Page and application data records
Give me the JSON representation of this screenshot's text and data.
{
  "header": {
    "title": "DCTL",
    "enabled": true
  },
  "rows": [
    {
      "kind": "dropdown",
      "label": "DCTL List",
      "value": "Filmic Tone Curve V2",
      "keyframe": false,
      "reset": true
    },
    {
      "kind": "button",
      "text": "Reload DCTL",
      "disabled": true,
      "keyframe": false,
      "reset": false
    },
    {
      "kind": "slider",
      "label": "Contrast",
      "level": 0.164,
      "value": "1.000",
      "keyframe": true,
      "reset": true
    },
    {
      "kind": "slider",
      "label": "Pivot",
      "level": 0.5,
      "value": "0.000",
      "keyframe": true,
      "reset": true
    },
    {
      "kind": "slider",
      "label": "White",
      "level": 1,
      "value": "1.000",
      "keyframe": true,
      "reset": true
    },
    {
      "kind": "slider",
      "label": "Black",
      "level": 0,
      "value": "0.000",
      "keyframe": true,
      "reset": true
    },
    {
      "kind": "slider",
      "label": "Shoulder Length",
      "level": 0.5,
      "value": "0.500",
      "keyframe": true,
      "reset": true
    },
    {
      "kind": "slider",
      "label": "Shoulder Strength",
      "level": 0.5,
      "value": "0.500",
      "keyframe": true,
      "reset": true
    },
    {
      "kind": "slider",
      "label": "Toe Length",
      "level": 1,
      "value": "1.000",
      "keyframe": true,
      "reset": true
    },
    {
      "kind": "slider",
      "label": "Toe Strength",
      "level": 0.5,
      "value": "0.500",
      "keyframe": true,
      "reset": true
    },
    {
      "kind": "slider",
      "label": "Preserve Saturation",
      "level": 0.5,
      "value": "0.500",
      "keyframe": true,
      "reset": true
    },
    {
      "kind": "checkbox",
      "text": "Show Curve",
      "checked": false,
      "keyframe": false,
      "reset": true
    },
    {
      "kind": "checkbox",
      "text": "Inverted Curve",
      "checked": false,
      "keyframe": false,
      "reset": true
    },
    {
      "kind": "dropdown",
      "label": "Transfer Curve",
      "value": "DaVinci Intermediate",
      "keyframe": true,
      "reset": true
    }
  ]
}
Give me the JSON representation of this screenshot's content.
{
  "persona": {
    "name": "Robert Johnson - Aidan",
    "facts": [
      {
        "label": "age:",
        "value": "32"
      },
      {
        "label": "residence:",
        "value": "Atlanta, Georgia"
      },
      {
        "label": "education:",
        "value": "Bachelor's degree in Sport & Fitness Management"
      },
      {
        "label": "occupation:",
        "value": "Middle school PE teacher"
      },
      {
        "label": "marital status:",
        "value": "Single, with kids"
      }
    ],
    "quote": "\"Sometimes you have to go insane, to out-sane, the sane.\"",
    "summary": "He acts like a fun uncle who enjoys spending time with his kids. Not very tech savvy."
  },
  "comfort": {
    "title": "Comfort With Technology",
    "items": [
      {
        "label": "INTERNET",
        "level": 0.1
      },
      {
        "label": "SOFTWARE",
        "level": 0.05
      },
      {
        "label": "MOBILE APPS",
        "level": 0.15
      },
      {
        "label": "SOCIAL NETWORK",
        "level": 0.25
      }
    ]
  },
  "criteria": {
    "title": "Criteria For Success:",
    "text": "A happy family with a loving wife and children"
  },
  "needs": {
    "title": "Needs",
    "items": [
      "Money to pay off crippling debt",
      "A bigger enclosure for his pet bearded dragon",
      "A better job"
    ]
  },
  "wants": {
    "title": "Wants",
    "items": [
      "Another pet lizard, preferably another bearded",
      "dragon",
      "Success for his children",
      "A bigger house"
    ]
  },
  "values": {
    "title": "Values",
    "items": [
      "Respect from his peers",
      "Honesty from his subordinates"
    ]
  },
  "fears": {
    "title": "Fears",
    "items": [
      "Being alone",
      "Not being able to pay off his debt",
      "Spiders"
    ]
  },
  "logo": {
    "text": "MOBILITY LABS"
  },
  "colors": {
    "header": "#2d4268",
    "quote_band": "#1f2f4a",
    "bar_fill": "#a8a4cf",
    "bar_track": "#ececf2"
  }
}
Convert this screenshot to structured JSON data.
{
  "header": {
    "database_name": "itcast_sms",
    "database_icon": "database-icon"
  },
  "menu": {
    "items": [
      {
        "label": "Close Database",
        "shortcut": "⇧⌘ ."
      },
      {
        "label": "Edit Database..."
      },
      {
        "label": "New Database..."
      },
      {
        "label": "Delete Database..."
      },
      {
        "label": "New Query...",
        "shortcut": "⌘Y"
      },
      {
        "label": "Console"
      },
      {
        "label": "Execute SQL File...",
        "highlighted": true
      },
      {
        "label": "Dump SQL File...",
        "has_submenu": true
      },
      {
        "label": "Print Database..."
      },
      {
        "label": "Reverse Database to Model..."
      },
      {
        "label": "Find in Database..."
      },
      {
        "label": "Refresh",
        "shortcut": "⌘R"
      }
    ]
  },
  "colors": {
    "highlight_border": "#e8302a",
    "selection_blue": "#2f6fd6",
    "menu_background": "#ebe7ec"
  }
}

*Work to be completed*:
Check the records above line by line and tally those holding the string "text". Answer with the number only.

*Solution for this exercise*:
6